## REQUIRED WORK
Nothing but a number should be returned: the count of lines in the records that contain "JSON".

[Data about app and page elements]
◆ ◆ ◆

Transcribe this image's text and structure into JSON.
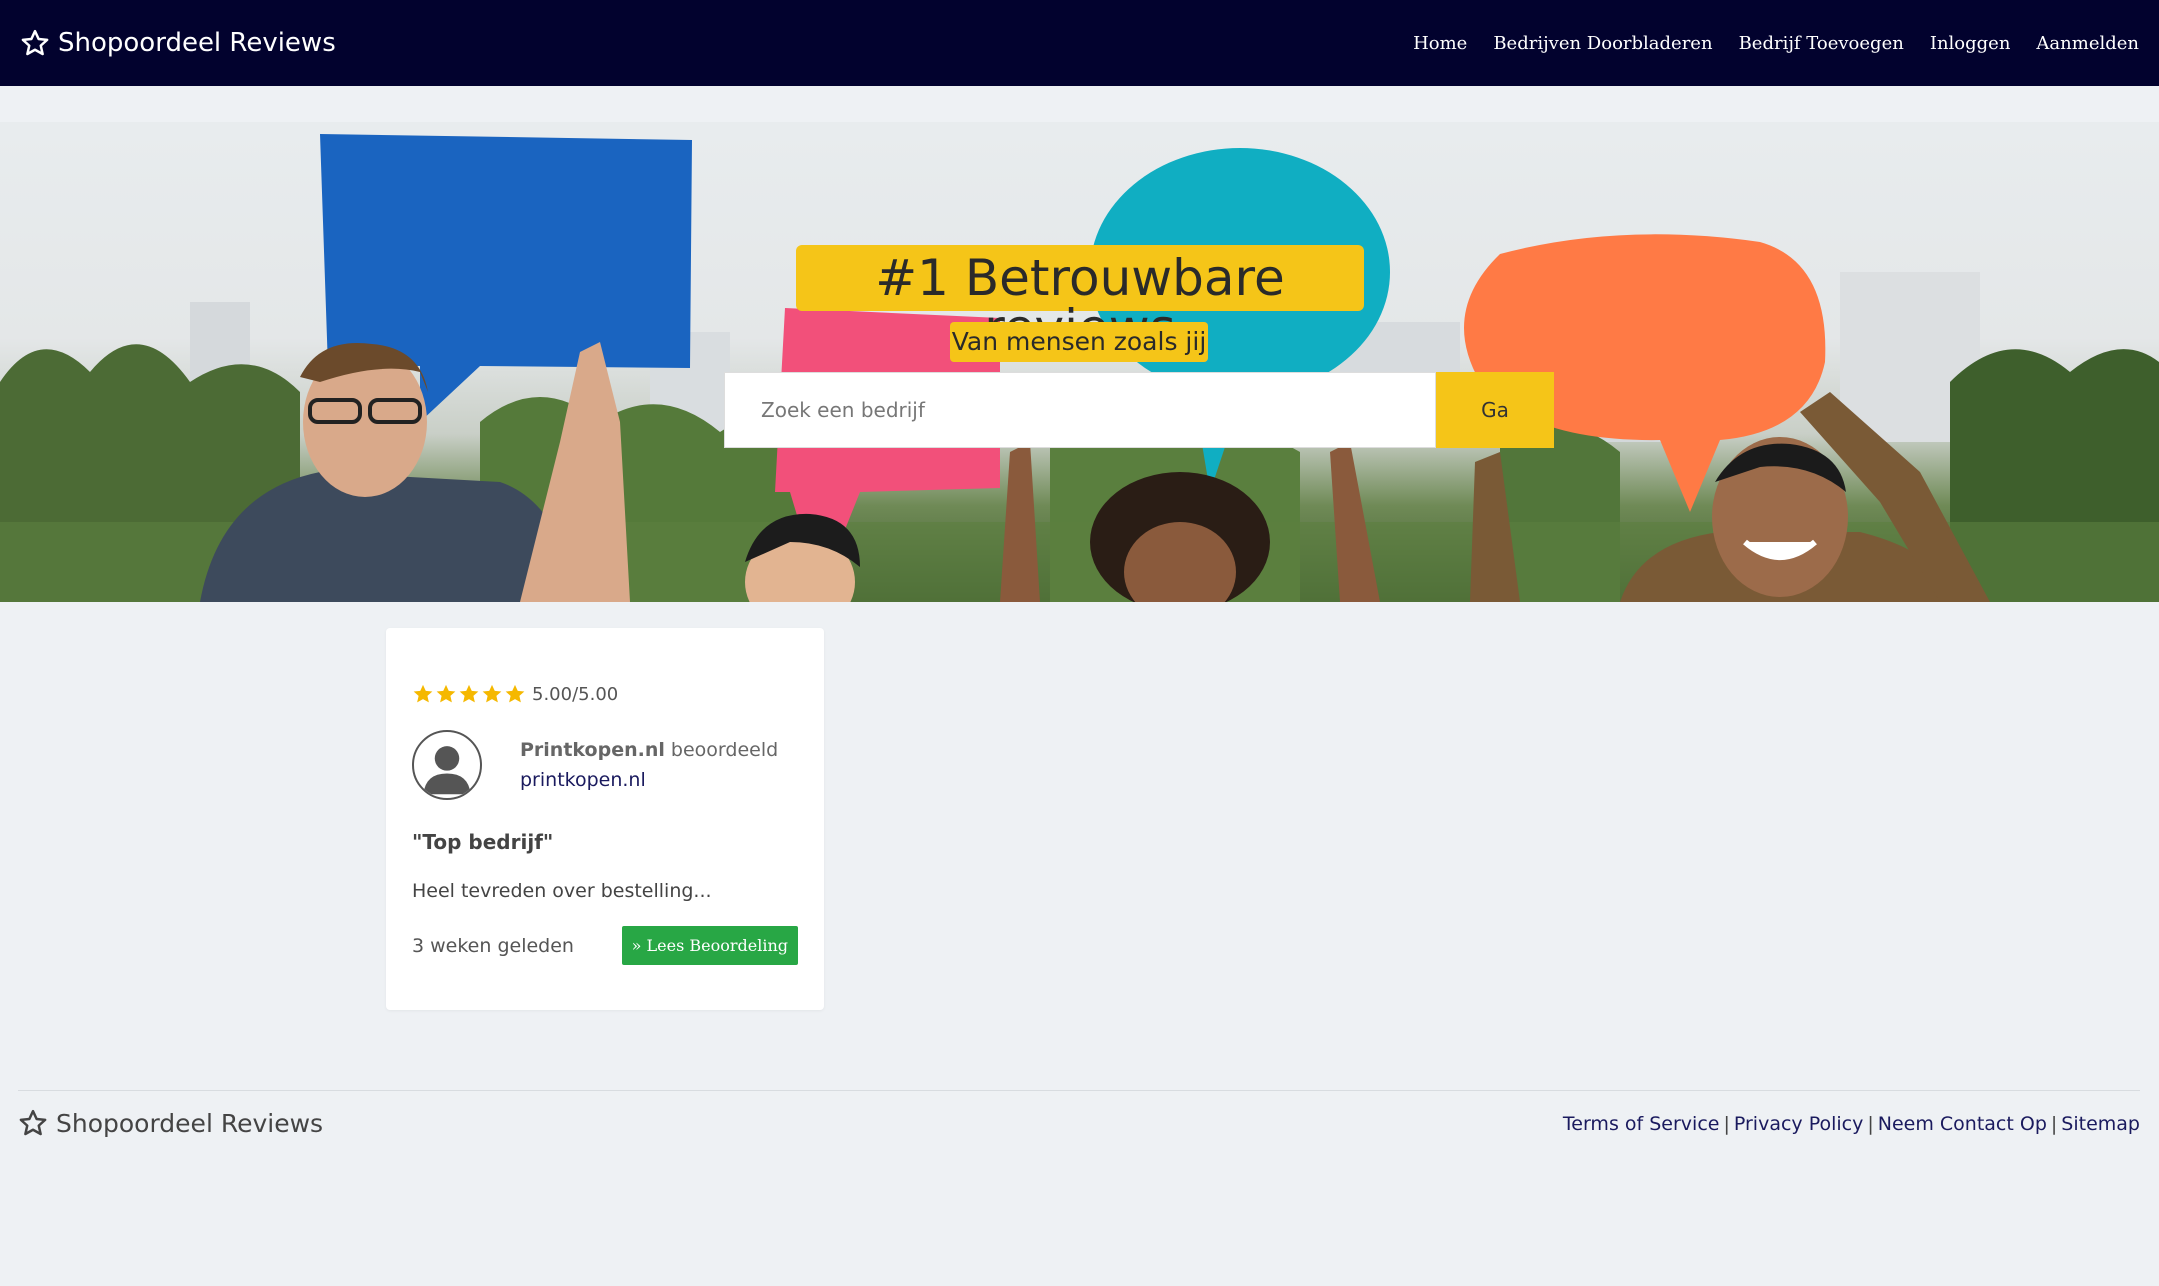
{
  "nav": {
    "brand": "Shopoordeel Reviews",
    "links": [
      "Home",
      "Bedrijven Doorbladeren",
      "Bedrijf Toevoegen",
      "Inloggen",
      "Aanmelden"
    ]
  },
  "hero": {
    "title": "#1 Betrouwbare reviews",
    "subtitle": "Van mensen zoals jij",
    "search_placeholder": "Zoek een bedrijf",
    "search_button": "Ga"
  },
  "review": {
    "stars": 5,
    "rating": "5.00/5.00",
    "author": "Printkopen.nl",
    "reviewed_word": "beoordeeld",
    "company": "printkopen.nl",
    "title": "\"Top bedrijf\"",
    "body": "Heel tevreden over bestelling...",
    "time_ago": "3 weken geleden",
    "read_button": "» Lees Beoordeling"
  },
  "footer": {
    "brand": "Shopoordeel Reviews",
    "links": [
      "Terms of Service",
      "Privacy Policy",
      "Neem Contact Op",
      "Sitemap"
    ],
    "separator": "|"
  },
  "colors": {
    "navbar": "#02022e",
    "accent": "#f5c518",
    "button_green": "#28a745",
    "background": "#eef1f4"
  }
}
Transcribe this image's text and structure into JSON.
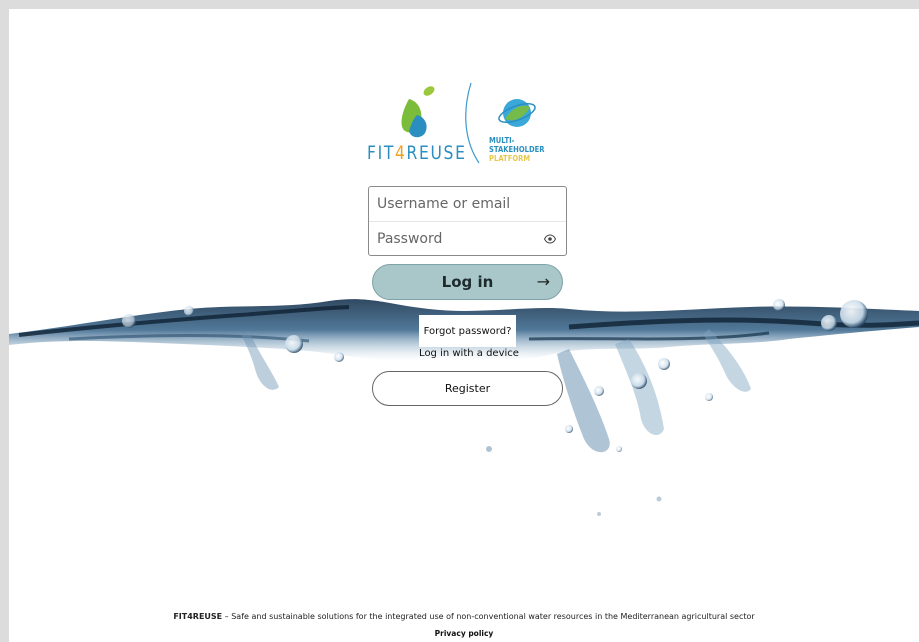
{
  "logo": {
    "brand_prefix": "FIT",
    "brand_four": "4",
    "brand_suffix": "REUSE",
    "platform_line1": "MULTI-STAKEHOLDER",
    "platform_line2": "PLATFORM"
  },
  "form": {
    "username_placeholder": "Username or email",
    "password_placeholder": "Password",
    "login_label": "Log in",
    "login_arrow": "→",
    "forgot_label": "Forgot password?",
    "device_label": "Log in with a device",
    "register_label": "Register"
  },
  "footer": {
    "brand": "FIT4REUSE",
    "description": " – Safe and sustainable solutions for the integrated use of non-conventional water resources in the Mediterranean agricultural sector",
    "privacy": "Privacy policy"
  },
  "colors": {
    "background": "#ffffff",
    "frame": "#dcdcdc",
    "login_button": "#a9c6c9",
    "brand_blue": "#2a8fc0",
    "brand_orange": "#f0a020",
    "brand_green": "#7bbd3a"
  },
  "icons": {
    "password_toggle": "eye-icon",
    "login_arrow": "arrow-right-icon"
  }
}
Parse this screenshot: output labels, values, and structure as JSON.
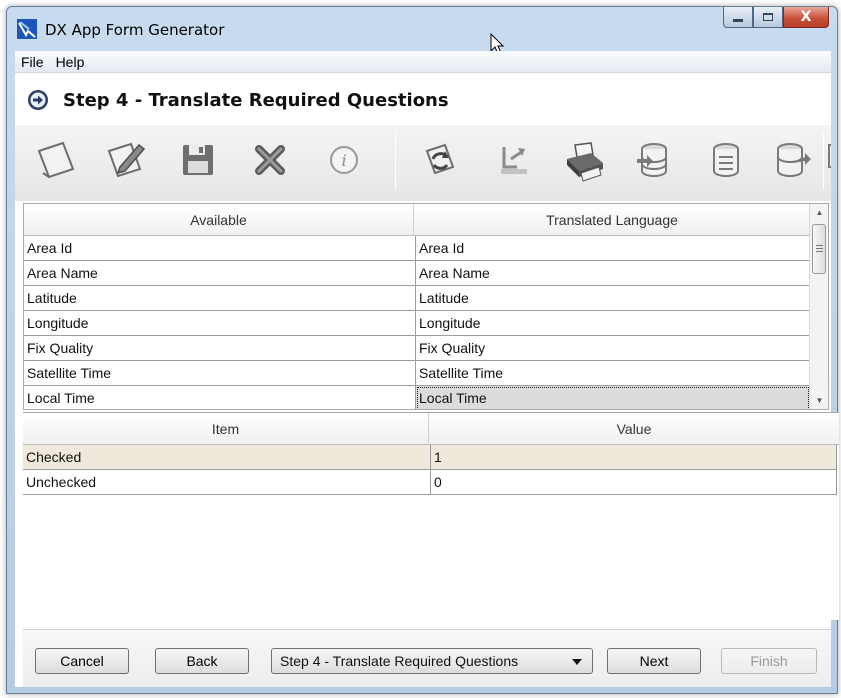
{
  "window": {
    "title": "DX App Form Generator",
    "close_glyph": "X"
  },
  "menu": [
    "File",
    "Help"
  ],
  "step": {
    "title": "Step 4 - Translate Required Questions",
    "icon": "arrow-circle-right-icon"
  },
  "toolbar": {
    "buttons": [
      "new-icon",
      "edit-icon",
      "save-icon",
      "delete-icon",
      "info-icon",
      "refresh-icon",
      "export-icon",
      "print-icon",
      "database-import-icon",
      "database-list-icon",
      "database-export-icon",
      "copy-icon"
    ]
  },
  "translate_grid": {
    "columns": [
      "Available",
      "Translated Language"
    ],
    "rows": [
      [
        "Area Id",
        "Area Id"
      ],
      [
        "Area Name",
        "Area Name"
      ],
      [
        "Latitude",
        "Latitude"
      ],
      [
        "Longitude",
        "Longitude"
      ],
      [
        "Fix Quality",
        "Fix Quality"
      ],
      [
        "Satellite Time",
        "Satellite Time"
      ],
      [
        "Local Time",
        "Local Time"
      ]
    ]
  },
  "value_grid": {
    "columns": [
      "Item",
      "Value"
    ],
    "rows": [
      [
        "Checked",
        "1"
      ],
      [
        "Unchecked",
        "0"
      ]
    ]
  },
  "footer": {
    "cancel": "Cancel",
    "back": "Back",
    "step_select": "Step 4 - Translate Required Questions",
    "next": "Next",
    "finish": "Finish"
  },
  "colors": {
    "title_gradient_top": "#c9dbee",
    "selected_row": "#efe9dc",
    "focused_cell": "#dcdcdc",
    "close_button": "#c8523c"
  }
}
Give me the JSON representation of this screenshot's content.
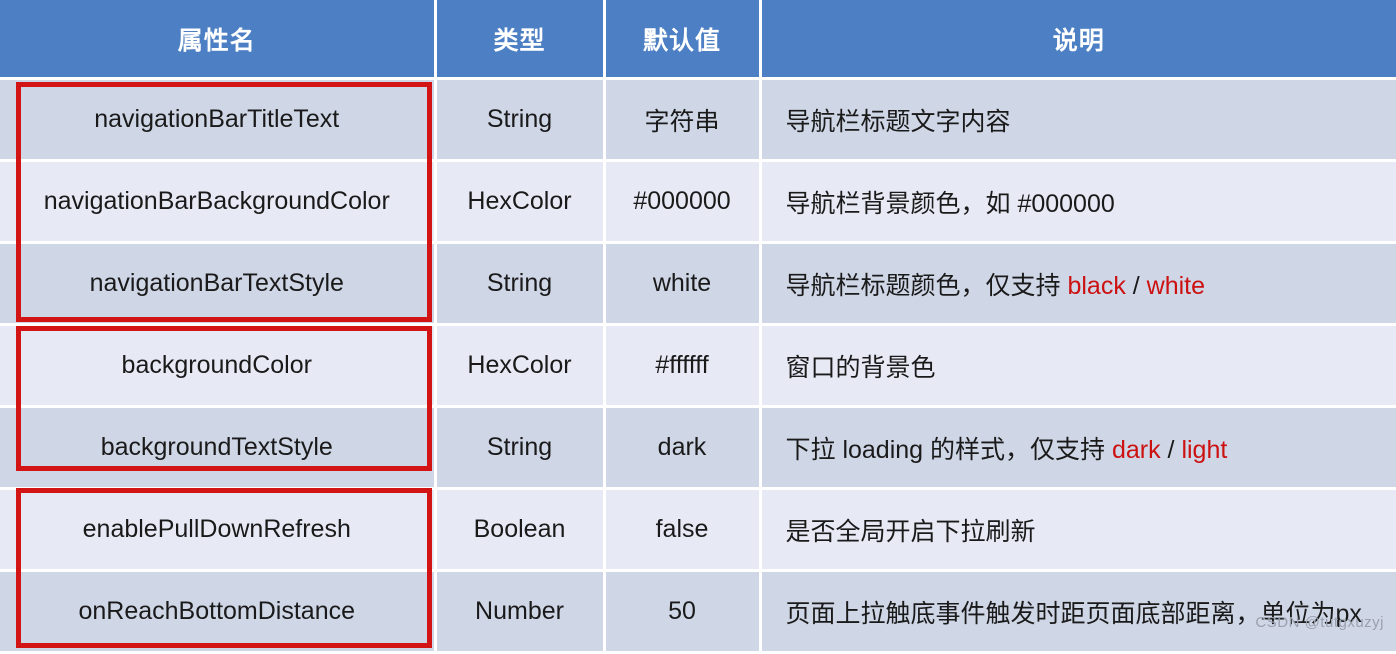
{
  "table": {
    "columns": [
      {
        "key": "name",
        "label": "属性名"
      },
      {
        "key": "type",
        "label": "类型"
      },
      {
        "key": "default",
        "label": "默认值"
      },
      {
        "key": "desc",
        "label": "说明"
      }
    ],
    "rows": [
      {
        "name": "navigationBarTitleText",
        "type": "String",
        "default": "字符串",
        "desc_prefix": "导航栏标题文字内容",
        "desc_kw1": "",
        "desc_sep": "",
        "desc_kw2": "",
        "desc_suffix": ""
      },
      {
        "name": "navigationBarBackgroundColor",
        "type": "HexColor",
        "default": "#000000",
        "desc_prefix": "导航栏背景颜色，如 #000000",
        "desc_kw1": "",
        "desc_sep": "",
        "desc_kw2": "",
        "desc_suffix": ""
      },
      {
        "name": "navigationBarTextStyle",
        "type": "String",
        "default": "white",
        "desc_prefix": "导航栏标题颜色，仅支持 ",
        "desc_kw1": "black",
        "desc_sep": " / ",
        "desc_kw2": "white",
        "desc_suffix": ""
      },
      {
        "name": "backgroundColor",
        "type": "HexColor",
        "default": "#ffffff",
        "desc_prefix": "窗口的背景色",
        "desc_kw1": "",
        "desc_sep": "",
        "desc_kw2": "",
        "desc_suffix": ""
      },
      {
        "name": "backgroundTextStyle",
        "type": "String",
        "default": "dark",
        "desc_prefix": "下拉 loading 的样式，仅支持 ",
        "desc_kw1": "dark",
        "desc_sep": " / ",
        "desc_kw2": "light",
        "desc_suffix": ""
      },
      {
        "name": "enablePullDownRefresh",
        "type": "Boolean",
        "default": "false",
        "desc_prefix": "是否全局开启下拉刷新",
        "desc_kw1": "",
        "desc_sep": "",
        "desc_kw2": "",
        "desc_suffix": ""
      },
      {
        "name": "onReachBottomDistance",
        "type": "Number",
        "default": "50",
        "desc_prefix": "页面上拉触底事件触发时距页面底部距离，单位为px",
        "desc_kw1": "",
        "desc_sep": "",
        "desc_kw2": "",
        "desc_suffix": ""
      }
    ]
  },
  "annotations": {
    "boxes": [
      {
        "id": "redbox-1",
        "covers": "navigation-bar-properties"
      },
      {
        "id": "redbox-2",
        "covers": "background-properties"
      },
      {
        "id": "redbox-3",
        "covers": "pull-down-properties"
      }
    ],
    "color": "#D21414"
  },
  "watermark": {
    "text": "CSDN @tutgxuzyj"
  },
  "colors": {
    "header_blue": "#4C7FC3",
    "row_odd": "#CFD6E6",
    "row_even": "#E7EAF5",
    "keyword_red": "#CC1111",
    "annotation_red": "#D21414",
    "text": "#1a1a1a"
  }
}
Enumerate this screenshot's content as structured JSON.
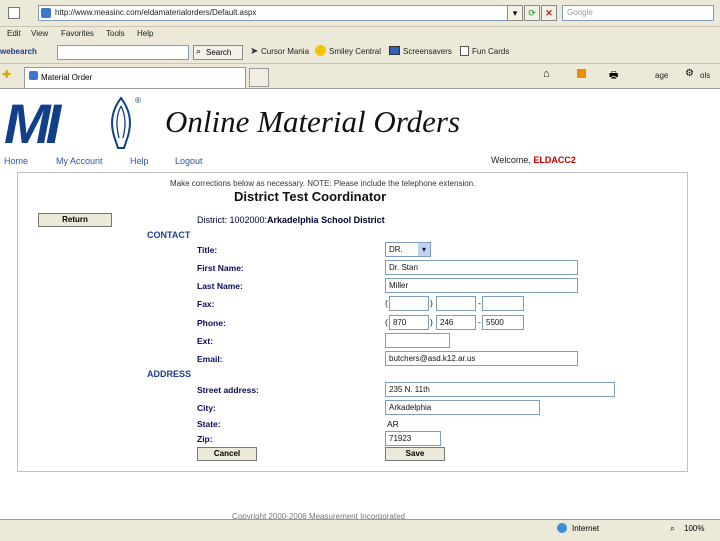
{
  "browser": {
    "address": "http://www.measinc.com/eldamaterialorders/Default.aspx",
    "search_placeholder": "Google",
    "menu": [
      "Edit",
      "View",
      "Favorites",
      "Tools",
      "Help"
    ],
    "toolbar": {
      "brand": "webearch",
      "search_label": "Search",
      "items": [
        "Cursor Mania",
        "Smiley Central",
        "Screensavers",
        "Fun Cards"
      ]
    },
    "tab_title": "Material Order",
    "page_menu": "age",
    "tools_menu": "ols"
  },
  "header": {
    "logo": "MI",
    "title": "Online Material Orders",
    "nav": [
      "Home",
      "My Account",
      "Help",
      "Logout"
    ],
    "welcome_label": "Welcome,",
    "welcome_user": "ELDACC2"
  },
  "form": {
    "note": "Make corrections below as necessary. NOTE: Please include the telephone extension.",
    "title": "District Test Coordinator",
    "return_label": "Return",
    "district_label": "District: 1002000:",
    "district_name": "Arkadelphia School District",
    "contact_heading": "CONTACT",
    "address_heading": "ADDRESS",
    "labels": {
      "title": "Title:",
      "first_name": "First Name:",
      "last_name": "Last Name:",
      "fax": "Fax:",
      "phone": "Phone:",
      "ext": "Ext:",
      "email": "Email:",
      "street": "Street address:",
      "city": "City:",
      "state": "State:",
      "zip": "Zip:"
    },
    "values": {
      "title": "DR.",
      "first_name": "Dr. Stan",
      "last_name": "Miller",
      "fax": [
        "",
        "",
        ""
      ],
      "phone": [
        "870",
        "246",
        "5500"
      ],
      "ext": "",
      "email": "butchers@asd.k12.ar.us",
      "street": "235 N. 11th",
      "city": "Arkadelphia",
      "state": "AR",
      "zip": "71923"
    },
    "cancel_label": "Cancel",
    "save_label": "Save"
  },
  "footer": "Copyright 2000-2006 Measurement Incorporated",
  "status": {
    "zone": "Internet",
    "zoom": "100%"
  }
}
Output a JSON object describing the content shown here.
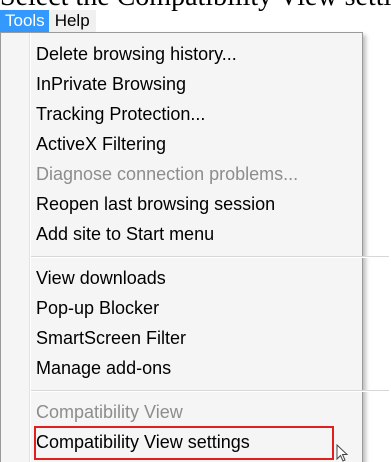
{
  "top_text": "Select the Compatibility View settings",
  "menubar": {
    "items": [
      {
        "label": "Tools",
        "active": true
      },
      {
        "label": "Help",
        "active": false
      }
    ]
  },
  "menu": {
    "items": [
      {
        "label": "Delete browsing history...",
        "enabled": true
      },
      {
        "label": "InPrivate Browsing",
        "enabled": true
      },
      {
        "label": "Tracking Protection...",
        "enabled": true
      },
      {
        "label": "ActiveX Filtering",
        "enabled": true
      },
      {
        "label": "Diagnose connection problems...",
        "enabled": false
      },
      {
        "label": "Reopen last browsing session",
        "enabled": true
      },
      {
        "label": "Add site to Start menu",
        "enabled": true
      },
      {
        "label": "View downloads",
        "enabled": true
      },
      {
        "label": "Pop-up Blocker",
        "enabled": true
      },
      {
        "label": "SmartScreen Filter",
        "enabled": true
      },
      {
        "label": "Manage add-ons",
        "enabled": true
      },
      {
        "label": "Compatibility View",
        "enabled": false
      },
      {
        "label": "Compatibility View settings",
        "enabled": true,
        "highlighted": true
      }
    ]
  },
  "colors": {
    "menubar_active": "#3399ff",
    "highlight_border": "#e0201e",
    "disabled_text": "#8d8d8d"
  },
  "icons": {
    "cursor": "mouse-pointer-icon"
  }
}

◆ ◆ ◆

## ANSWER AREA
6